Time management is key, as well as finding the “right” organization for you, she says.
Rachael’s younger sister, Raissa, the college president for the Student Government of Engineering at De La Salle University, agrees. It is important to find an organization that suits one’s personality, work habits and interests “so that he/she may truly maximize his/her stay in the organization and be able to keep the drive to be active,” she says.
“You have to know your own objective in joining a certain organization and the position you will run for,” adds Rachael.
“Do not join because of peer pressure,” cautions Audrey Claire Cristobal, a BS Biology graduate and the former batch president and college assembly president of the Student Council in De La Salle University.
Cristobal suggests you choose an org depending on your abilities. “In the ‘Art of War’ by Sun Tzu, he says, it is important to know your strengths and weakness. You have to acknowledge your weakness to be able to work on it, and later turn it into your strength. And know your strengths to maximize it.”
The Ventura sisters also suggest attending recruitment week.
“It’s the best place to see what’s available!” says Rachael. “Ask what’s in store for you as a member and how you could grow as an officer in the organization.”
It’s a commitment
After choosing the right organization, choosing a comfortable level of commitment is next.
“To build confidence, one can start by taking smaller roles and responsibilities,” says Raissa. “The best way to really overcome the fear of overcommitment is just to try; you have nothing to lose but so much to gain.”
It is also good to achieve balance.
“There are some limits to being active,” says Rachael. “One should not be active if the org is no longer the priority of the student, or if the student can’t hold his life in balance anymore.”
The Ventura sisters say they were guided by their parents’ advice: “Always take time out to reassess what you’re doing, so you could always keep your life on track. Getting too absorbed in extracurricular activities is a normal thing, but also remember what you’re in school for.”
And, as tiring as it may be to be active, there are many rewards, too.
“Being a student leader has given me the chance to be recommended for good companies because of the credentials I gained,” says Cristobal. “I got to meet the heads of important companies through the activities I have attended.”
For Raissa, being active gives one a leg up in the job market, because organization life is similar to the corporate world.
“In both, you will encounter people you may not work well with, deadlines that seem impossible to meet, and projects that overlap and compete for your time,” she says.
“Adjusting to the corporate world and learning how to handle these situations become easier, since your org life has already exposed and trained you.”

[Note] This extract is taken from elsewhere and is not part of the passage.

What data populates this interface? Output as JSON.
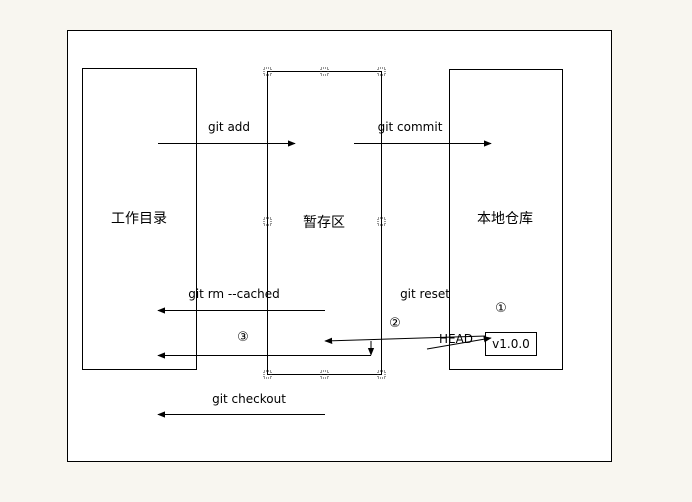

Rachael says, “Becoming active in college made my life richer. It gives me greater fulfillment to know that I wasn’t just studying in college, but also, that I tried to make a difference. Hard work is only a small price to pay for the fulfillment, knowledge and experience you gain by joining school organizations and being active.”